Following Royal Assent just before Christmas, Ontario’s new Construction Act will radically reform industry practices, including payment terms and dispute resolution.
But for the first few months this year, it will be business as usual because most of the key legislative provisions still need regulatory implementation and proclamation, and there are many details yet to be resolved. The legislation also includes grandfathering provisions, meaning that existing projects and lien rights will continue as before for existing and recently completed projects.
Bill 142, the Construction Lien Amendment Act, 2017 (Ontario), came into force after years of lobbying by trade contractors seeking prompt payment legislation. After push-back three years ago when public agencies and owners stalled a private members’ bill, the provincial government contracted with lawyers Bruce Reynolds and Sharon Vogel to conduct a comprehensive legislative review.
Reynolds says almost all of his proposed changes were incorporated in the revised bill, including the its new name, The Construction Act.
Key changes include:
- Providing more time for contractors and subcontractors to resolve their disputes outside of court by extending timelines to file liens and start court actions from 90 days to 150 days;
- Ensuring contractors and subcontractors know when to expect full payment by requiring holdback funds to be paid as soon as the deadline to file liens passes;
- Protecting subcontractors and workers if the general contractor files for bankruptcy by requiring surety bonding on public sector projects above a certain amount;
- Allowing condominium unit owners to remove liens from their unit in relation to common elements (e.g., corridors, lobbies, etc.); and
- Referring construction lien claims under $25,000 to small claims court.
Edward Betts, a partner with Gowling WLG, says in a commentary that the key legislative provisions yet to be proclaimed include “prompt payment, adjudication, changes in the lien preservation and perfection periods, mandatory payment of holdback, trust accounting rules and so on.”
He writes that it is likely that the balance of the act provisions “will be proclaimed fairly early into 2018.”
“For prompt payment and adjudication these will be in force when proclaimed after finalizing the related regulations and multiple prescribed forms,” Betts writes. “In addition, the adjudication nominating authority needs to be set up and then adjudicators certified before the prompt payment and adjudication can work, so we may see these provisions proclaimed but then delayed further until all that administration is taken care of.
“Various groups have asked for a long transition and education period,” he writes. “So we really do not know the timing yet unfortunately. The Attorney General’s Office has stated that it will make a clarifying announcement on timing in January 2018.”
Betts writes that the Construction Act includes:
- Long overdue updates to 35-year-old legislation that includes payment protection throughout the construction pyramid;
- Contractors and sub-contracts now have security and assurance regarding timelines for payment;
- Mandatory performance and payment bonds on publicly funded projects over a threshold contract price (similar to the Miller Act in the United States);

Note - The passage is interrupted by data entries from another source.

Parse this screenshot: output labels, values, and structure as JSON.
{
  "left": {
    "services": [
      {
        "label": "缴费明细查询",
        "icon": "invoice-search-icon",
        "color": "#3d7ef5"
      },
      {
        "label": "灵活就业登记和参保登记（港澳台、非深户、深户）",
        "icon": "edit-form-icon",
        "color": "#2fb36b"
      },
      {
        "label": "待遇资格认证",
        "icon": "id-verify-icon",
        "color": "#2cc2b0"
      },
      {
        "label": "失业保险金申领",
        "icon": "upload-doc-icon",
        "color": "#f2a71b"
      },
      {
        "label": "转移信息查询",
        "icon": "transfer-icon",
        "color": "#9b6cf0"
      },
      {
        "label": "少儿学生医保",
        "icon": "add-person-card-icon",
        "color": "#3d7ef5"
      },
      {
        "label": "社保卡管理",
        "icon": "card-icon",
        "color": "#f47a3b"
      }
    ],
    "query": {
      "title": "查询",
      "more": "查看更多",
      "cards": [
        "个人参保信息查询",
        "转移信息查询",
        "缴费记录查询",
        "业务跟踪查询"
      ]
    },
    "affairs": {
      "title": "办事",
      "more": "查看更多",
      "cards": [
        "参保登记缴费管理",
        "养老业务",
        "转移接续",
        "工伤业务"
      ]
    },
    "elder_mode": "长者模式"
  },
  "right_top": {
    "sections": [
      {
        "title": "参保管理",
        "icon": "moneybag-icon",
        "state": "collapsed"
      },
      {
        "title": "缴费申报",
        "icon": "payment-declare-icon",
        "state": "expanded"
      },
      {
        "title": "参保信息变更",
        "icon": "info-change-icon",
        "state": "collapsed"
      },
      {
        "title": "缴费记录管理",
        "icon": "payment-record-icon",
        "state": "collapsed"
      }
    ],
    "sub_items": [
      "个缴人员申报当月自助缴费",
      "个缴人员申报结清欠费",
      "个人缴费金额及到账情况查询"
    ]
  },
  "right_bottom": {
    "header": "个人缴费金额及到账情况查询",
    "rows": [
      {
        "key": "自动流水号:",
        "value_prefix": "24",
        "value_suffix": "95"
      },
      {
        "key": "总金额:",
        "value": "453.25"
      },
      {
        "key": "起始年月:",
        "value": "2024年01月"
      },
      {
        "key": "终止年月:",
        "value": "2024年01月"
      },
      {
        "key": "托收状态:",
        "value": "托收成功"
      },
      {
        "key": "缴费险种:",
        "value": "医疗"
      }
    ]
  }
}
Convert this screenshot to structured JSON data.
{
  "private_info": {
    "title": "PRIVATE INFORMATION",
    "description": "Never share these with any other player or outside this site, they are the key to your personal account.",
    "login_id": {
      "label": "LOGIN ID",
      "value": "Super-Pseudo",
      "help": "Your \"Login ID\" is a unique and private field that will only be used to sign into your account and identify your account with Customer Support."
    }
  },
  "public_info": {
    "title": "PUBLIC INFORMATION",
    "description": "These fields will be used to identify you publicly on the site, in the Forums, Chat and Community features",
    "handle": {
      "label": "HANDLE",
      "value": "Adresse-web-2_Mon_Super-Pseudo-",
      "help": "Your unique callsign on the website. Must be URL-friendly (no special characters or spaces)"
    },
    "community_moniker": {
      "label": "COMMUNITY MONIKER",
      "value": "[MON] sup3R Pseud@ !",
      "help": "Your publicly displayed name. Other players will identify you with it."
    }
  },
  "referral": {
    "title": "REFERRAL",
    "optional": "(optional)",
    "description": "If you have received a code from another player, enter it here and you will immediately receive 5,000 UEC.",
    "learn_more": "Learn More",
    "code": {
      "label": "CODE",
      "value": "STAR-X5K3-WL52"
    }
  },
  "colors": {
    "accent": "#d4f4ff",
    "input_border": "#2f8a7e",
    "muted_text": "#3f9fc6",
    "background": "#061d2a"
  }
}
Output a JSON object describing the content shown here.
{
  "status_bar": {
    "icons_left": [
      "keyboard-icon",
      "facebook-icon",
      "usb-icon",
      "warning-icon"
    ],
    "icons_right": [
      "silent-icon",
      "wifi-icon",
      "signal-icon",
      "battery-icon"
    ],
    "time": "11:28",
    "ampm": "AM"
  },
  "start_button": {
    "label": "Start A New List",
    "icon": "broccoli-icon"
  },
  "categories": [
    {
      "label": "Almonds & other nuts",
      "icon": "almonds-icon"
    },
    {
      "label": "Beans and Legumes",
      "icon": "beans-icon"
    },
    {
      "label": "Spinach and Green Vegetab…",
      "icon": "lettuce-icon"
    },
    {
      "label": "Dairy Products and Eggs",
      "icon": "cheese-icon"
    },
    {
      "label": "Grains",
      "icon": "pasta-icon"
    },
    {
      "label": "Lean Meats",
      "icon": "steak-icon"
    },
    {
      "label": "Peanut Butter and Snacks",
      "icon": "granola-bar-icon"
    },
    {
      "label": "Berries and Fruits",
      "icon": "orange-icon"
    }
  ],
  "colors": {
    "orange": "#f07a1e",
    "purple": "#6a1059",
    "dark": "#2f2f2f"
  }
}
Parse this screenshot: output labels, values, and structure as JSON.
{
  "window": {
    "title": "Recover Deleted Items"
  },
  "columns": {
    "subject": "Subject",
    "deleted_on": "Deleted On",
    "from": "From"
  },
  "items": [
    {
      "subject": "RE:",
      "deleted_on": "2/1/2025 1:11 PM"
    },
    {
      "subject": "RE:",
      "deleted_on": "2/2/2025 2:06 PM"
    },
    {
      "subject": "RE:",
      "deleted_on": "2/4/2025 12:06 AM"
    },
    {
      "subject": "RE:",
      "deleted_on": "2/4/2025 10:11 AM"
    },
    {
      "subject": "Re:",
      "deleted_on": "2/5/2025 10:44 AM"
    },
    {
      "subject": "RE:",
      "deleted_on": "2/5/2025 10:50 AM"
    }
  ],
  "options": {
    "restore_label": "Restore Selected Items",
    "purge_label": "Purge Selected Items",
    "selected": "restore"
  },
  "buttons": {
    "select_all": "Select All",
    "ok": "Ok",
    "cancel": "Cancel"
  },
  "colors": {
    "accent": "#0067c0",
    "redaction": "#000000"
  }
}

- The adjudication process will now provide an opportunity for resolution of construction disputes without disruption of project schedule and will assist in avoiding costly legal battles;
- No-exceptions rule to hold-back release deadlines means a no-exceptions rule to when contractors and sub-contractors get paid; and
- Mandatory prompt payment for sub-trades.
However, there are many challenges to be resolved in the regulations and scheduling, including ensuring there are an adequate supply of qualified adjudicators. As well, the legislation provides “contracting out” opportunities for some key provisions, which may weaken the effectiveness of the Prompt Payment requirements, but which will protect general contractors from being caught between a rock and a hard place in situations where they truly haven’t been paid by the owners. (Conversely, however, sub-trades will be able to walk off the job if they don’t receive their payments on schedule.)
As an example of the issues yet to be resolved, the previous Construction Lien Act includes wording that requires Certificates of Substantial Performance to be published in a “Construction Trade Newspaper”, further defined to be a daily publication – which effectively requires these notices to be published only in the Daily Commercial News (DCN), effectively granting that publication a legislative monopoly.
“References in the act to publication in a construction trade newspaper are replaced with requirements to publish in the manner set out in the regulations,” the Construction Act’s legislative synopsis says. But we still need to wait for the new regulations to see how things will change, if at all.